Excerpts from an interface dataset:
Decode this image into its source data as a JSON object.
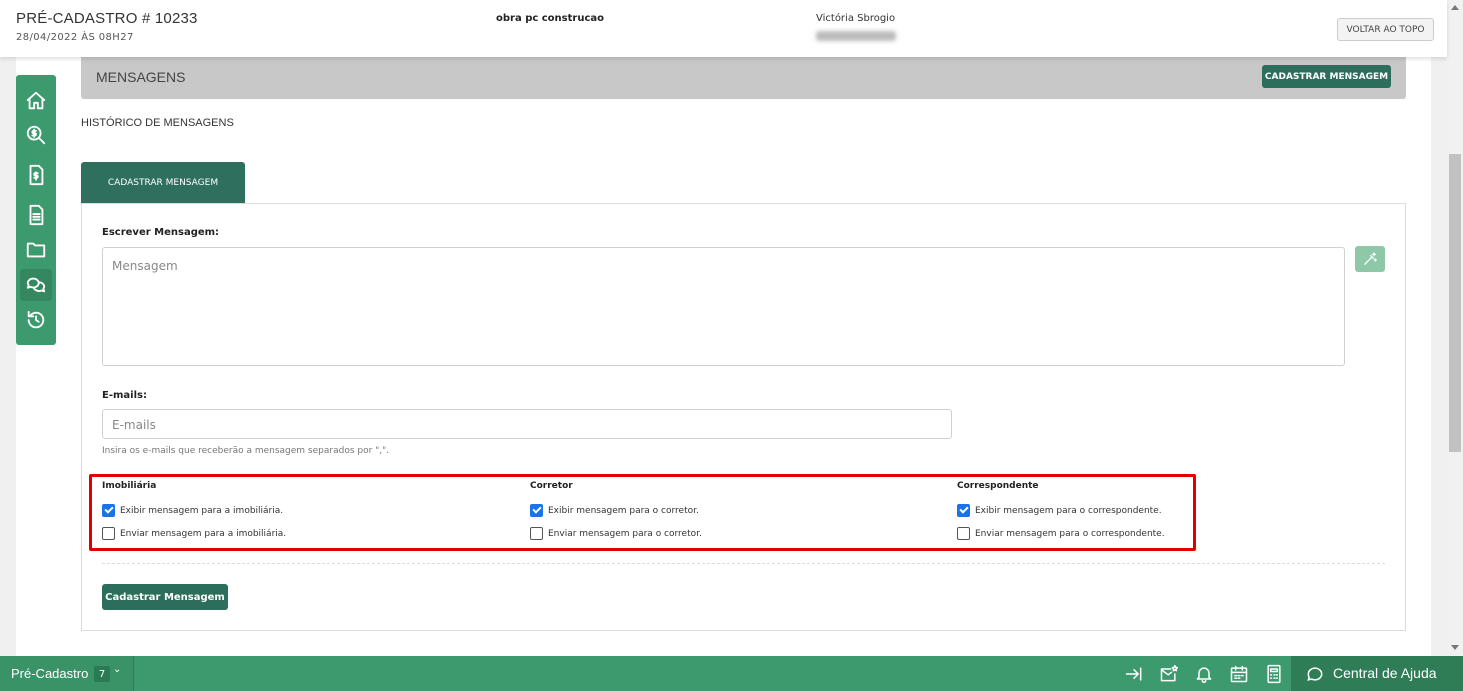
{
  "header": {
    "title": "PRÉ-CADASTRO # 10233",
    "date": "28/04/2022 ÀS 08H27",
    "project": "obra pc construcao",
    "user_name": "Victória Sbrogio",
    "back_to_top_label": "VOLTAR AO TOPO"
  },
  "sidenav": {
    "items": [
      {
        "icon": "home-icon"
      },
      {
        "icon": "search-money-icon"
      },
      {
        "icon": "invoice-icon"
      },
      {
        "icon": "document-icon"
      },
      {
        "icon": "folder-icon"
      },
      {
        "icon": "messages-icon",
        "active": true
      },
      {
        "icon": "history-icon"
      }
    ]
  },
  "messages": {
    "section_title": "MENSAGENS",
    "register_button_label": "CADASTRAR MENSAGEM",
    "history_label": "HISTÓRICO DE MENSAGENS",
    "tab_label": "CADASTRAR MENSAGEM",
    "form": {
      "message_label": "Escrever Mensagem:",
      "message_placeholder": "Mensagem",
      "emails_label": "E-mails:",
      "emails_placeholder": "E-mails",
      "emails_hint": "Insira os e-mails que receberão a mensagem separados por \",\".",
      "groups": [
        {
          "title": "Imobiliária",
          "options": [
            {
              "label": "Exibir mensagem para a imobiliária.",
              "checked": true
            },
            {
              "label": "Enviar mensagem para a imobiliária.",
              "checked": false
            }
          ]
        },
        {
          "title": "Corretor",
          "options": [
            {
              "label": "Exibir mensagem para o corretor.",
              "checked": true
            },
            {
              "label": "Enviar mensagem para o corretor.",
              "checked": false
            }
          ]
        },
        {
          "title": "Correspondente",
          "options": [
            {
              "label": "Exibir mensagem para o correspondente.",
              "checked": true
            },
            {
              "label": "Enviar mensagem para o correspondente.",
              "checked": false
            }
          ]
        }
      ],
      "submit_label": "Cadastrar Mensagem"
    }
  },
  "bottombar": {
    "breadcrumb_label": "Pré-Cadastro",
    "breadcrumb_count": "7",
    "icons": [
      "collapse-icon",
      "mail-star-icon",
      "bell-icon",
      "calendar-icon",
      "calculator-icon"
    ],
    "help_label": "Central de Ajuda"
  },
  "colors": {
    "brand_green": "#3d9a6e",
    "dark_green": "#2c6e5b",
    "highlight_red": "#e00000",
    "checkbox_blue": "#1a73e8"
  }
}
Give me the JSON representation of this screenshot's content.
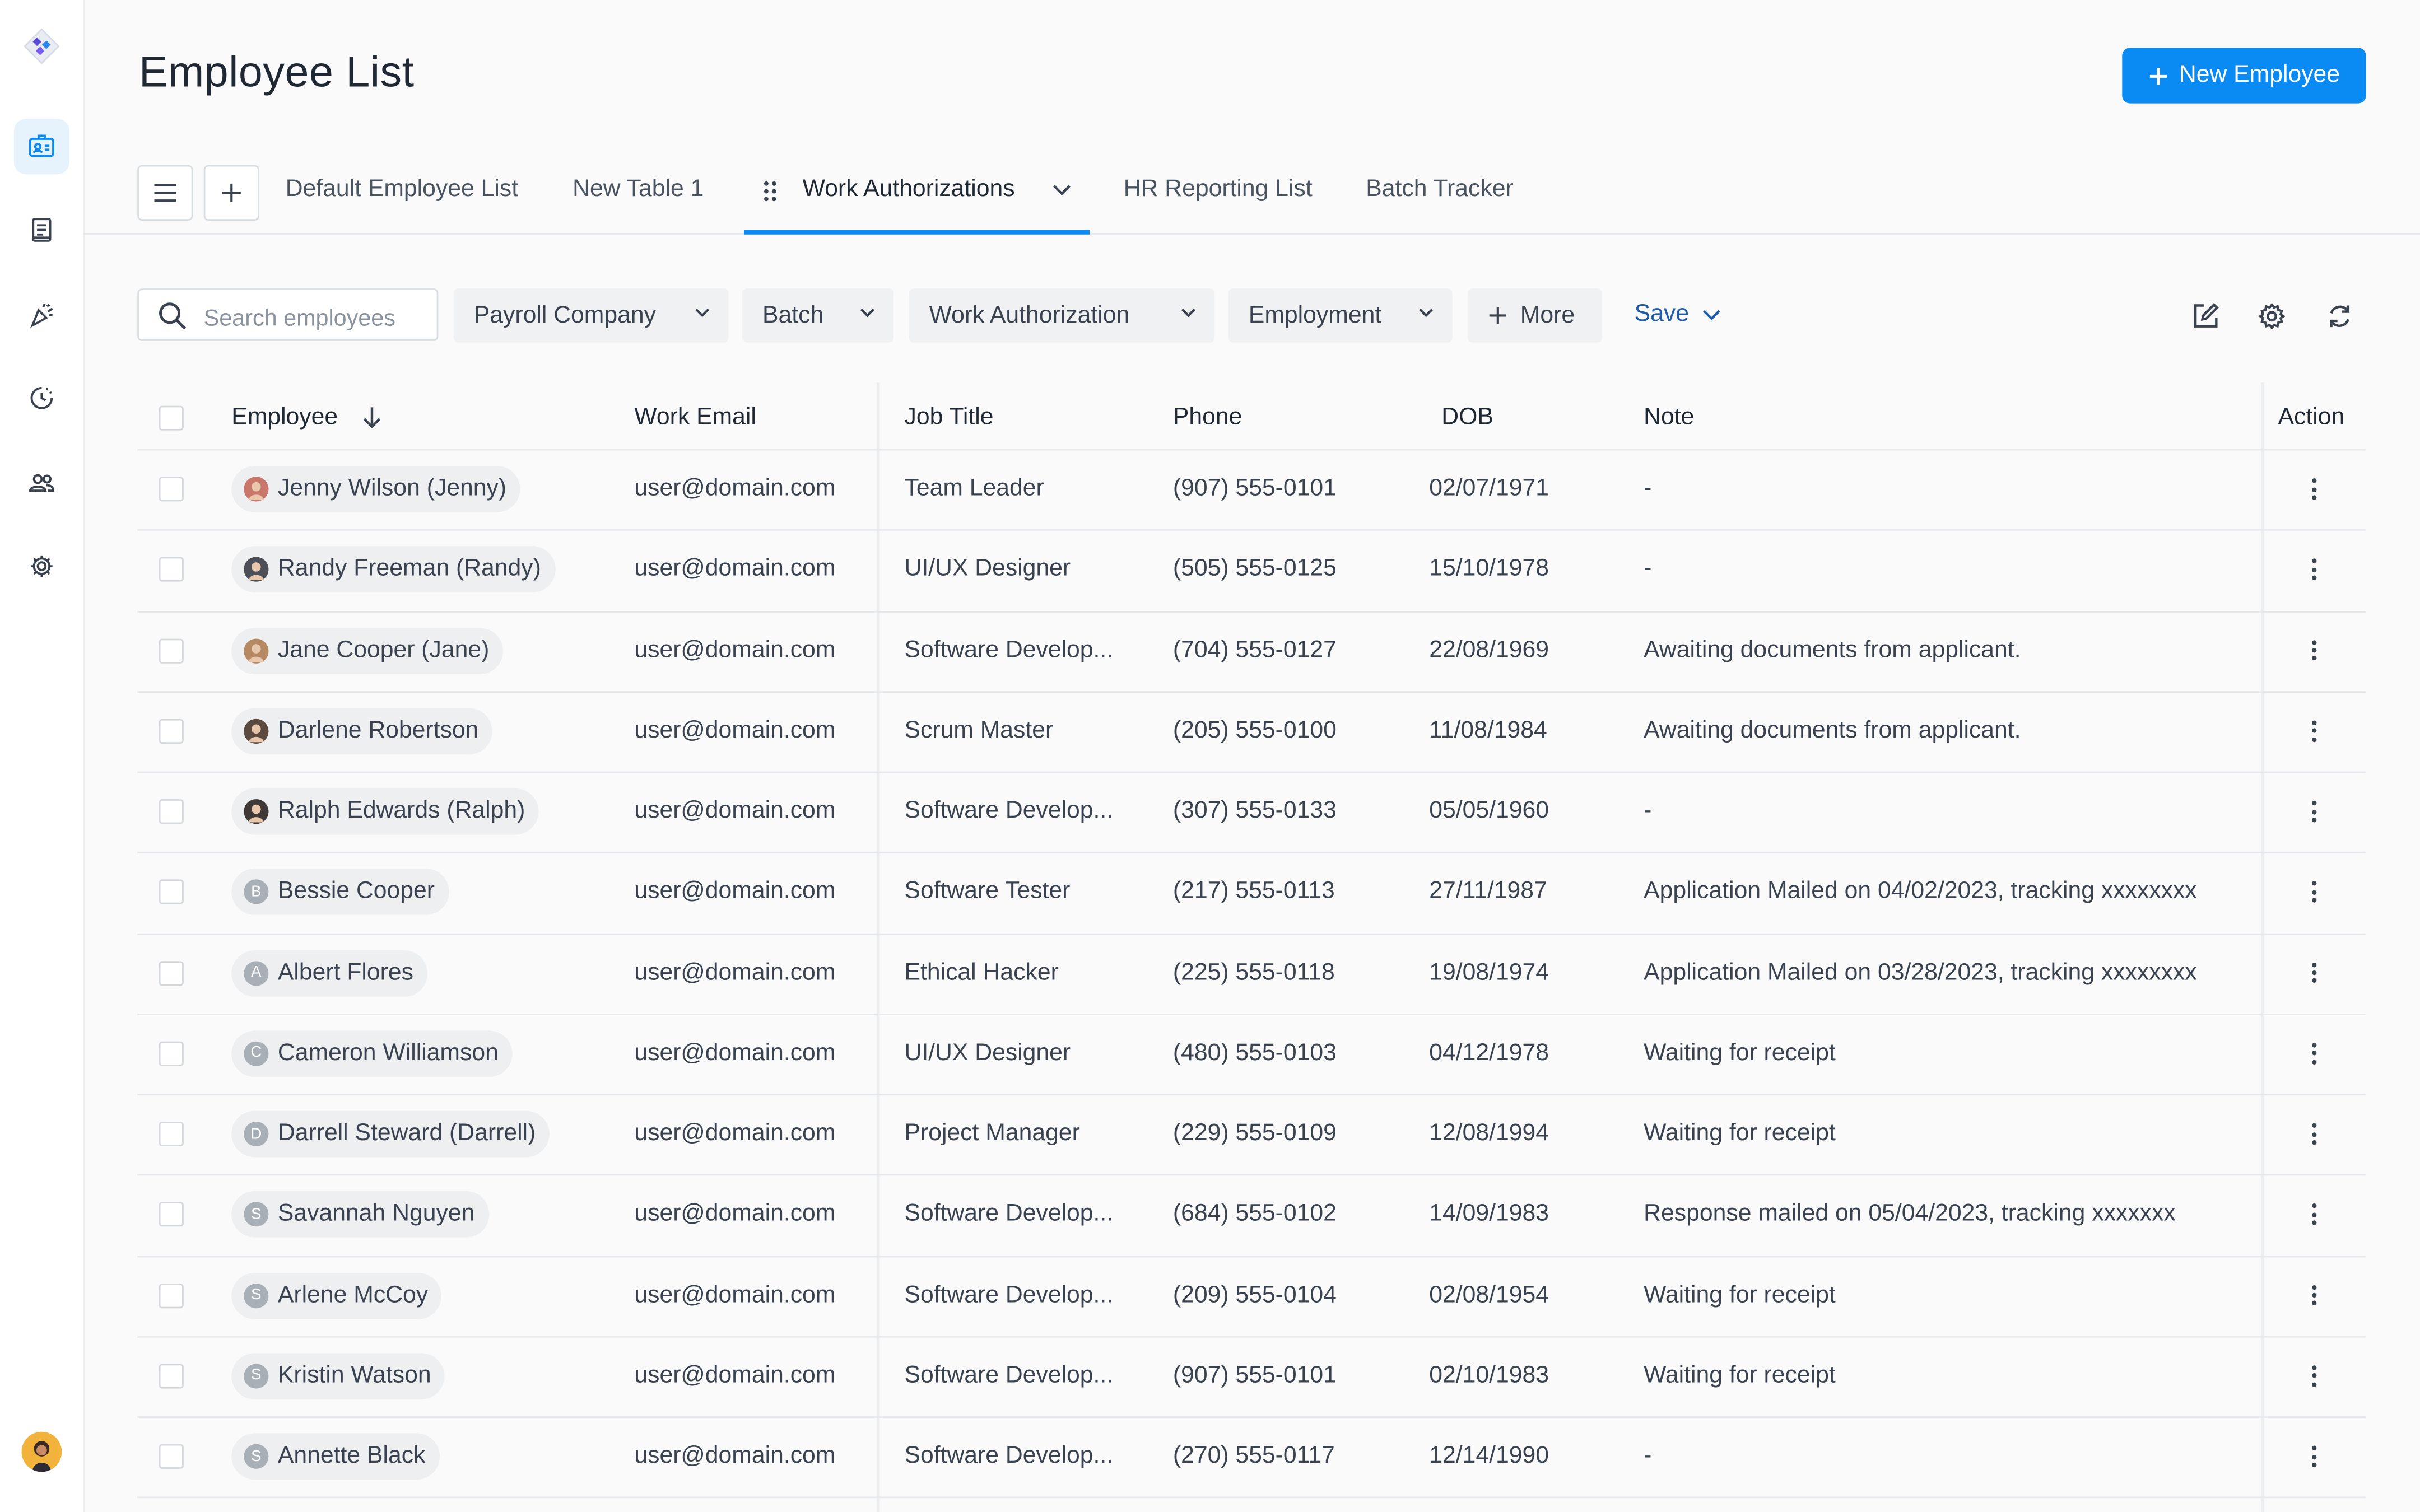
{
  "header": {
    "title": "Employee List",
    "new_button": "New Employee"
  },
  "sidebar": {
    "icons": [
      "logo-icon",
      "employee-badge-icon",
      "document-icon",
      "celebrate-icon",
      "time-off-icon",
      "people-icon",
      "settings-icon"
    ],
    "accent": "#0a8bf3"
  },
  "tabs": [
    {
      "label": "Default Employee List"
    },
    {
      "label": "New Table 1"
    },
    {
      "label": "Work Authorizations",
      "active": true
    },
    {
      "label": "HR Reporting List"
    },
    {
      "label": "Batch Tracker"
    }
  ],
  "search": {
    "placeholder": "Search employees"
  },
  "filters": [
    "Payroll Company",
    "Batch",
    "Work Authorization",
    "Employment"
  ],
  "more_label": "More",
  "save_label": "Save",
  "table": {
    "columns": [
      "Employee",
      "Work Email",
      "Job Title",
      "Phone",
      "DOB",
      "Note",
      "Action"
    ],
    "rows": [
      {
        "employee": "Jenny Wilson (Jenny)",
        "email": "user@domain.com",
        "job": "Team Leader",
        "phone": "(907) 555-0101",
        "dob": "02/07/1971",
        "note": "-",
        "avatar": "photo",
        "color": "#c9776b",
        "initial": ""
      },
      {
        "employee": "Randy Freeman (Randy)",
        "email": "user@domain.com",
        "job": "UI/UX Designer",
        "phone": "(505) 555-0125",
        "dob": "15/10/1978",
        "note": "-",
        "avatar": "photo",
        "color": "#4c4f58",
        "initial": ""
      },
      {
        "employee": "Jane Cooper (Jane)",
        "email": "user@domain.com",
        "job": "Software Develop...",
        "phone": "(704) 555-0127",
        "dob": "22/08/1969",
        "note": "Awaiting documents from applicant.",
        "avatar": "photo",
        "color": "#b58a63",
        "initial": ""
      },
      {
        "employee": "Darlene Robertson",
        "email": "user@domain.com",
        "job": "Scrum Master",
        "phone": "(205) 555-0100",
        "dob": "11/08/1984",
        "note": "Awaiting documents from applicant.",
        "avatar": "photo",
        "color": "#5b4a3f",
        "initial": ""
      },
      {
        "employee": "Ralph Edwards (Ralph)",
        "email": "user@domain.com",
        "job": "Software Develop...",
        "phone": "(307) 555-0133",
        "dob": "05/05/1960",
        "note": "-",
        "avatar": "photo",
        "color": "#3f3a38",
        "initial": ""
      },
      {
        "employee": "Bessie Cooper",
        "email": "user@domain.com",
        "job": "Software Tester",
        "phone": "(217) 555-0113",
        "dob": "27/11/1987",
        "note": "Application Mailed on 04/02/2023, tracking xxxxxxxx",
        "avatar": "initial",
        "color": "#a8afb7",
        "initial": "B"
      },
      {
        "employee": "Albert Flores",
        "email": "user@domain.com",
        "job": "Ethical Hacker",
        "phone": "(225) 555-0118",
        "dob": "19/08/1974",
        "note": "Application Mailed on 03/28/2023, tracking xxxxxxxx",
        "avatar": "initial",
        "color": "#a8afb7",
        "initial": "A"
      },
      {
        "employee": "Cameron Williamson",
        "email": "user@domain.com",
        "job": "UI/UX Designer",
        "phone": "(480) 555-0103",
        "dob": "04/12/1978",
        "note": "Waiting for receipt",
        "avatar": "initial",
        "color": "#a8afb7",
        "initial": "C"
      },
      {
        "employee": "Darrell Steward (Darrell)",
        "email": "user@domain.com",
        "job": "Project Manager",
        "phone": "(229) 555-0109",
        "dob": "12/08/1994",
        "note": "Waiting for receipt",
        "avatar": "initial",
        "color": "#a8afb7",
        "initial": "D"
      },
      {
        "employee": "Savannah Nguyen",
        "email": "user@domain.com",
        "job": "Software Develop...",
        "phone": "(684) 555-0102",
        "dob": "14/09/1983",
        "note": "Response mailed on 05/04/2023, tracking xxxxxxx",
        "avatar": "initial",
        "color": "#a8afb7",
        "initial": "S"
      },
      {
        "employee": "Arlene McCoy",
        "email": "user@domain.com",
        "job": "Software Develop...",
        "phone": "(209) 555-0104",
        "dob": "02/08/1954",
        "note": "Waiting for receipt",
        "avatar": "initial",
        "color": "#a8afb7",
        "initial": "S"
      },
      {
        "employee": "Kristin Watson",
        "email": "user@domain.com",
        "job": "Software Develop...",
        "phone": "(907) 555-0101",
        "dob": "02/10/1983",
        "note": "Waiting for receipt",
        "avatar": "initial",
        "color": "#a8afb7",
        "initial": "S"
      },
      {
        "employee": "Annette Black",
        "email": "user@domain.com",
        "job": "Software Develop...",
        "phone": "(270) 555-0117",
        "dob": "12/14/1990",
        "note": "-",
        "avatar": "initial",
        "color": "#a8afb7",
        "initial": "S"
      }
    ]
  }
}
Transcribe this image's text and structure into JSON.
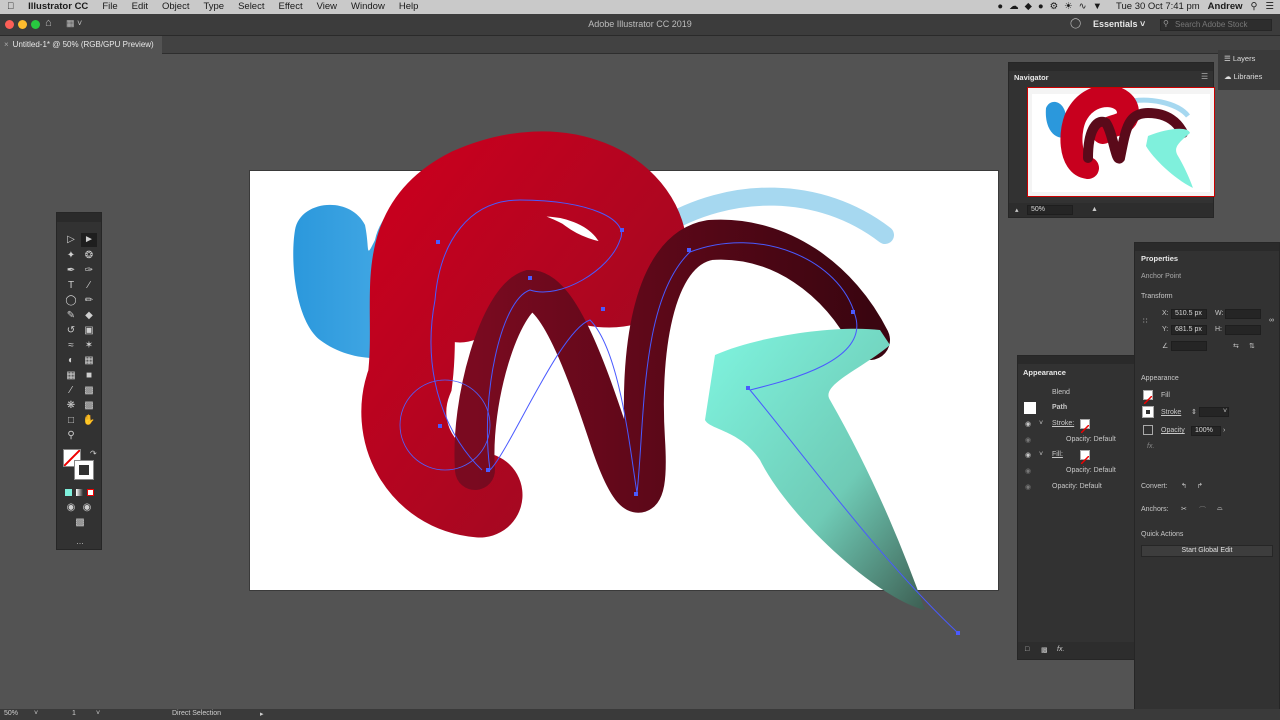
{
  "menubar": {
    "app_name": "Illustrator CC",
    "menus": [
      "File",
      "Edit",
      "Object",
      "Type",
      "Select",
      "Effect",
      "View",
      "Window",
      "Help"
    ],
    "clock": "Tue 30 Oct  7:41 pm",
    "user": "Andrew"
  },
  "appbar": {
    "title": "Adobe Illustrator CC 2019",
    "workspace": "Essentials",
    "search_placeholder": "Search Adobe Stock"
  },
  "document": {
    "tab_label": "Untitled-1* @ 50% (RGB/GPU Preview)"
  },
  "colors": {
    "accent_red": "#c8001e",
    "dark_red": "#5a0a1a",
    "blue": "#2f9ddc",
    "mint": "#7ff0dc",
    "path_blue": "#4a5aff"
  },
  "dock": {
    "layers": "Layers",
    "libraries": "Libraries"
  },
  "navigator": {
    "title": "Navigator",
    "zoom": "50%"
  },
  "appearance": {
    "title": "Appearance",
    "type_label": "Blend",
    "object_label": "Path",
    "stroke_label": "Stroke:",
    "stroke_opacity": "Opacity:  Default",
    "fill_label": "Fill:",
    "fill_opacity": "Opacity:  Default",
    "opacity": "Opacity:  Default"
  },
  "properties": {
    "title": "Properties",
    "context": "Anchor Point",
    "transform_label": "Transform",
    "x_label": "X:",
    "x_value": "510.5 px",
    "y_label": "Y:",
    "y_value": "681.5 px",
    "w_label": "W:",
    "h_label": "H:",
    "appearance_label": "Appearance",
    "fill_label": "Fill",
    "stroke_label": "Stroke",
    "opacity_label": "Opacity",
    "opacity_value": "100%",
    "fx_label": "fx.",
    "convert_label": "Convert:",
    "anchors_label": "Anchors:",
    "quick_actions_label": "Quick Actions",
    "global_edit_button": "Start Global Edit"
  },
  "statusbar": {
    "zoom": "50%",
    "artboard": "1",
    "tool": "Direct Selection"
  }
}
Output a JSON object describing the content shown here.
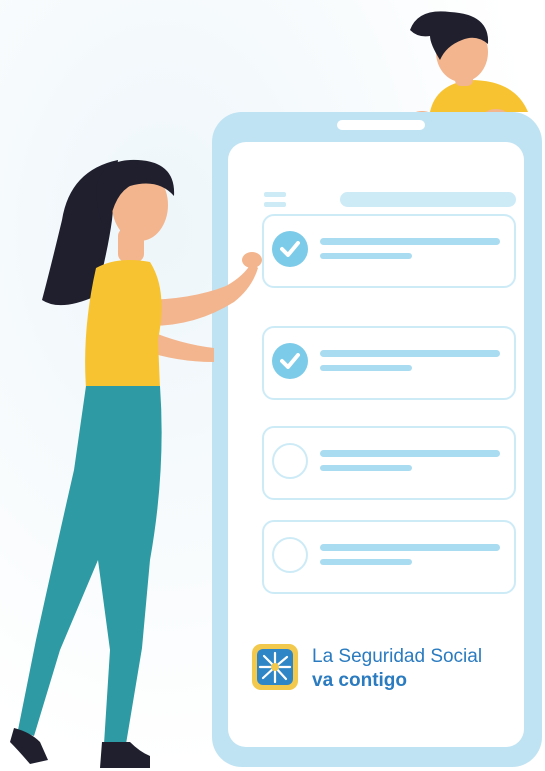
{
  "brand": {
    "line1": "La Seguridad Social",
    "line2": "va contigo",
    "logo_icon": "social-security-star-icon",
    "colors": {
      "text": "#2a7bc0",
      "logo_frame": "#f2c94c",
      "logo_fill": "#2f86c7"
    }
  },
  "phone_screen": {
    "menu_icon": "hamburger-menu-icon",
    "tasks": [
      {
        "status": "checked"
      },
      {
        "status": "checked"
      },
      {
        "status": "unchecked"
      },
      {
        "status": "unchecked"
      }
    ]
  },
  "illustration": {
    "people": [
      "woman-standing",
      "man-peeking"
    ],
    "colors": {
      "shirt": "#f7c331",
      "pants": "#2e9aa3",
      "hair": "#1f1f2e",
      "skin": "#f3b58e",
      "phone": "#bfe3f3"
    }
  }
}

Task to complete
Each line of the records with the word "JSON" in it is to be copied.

Solved exercise
Decode this image into its source data as a JSON object.
Give me the JSON representation of this screenshot's content.
Transcribe this image's text and structure into JSON.
Output a JSON object describing the content shown here.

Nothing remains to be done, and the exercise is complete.